Meditation is done in anticipation of reaching a state of relaxation whereas hypnosis is seen more like a program where the participant seeks to have good habits replaced with bad ones through suggestions. The former is done individually whereas the latter requires at least two participants.
Hypnosis is particularly great when it comes to people that want to quit the addiction, and this is done through the help of therapies and other tools. The initial phase of the process begins with the participant entering a relaxed phase. The session is, more often than not, ends with the person’s subconscious mind being altered.
If spiritual atonement is a goal, meditation is done instead as this helps the person work on reducing their stress levels and also unravel everything cluttered and messy in their head.
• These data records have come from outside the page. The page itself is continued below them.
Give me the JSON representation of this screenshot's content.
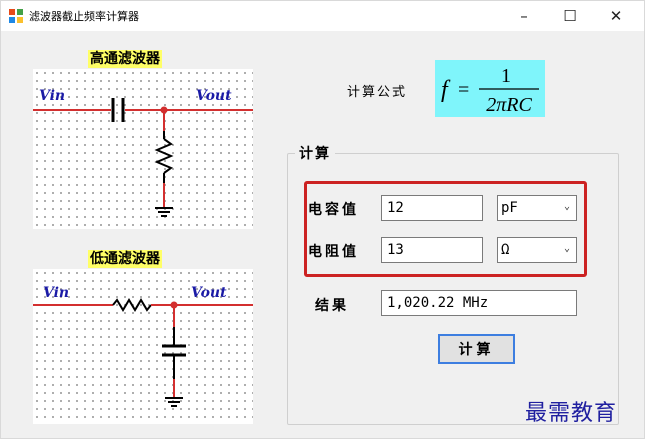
{
  "window": {
    "title": "滤波器截止频率计算器",
    "minimize_glyph": "–",
    "maximize_glyph": "☐",
    "close_glyph": "✕"
  },
  "high_pass": {
    "heading": "高通滤波器",
    "vin_label": "Vin",
    "vout_label": "Vout"
  },
  "low_pass": {
    "heading": "低通滤波器",
    "vin_label": "Vin",
    "vout_label": "Vout"
  },
  "formula": {
    "label": "计算公式",
    "lhs": "f",
    "equals": "=",
    "numerator": "1",
    "denominator": "2πRC"
  },
  "calc_group": {
    "legend": "计算",
    "capacitance_label": "电容值",
    "capacitance_value": "12",
    "capacitance_unit": "pF",
    "resistance_label": "电阻值",
    "resistance_value": "13",
    "resistance_unit": "Ω",
    "result_label": "结果",
    "result_value": "1,020.22 MHz",
    "calculate_button": "计算"
  },
  "watermark": "最需教育",
  "colors": {
    "wire_red": "#d32f2f",
    "label_blue": "#1a1aa6",
    "heading_yellow": "#ffff66",
    "formula_cyan": "#7ff5fb",
    "highlight_red": "#cc2222"
  }
}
It also works towards energizing the person as a whole and in turn, bring peace and tranquillity to an otherwise crowded mind.
Let us look at a few more differences
- Although self-hypnosis is an exception, hypnosis is induced onto someone by a practitioner while meditation involves a person staying as quiet as they can in order to reach a state where their mind is calm.
- The starting point in each process is different as well. In meditation, the individual starts from a cluttered and messy mind and strives to reach a more relaxed state of mind whereas in hypnosis, the brain is first put in a state of relaxation and from there, the subconscious mind is reprogrammed according to the person’s needs.
- While hypnosis aims to alter the mind and its habits, meditation seeks to better both the physical as well as mental wellbeing. But Theravada meditation, a conservative Buddhist tradition, aims at achieving almost the same goals as that of hypnosis.
- Meditation has religious tie-ins and is practiced in religions such as Hinduism, Islam, and even Christianity. Although they aren’t explicitly named meditation, all religions practice some form or a form close to meditation. This isn’t the case when it comes to hypnosis because it was discovered through medicine and therapy.
- Meditation takes months to master whereas hypnosis can be learned by mastering its various techniques. All one needs is a few weeks to hone their skill when it comes to hypnosis.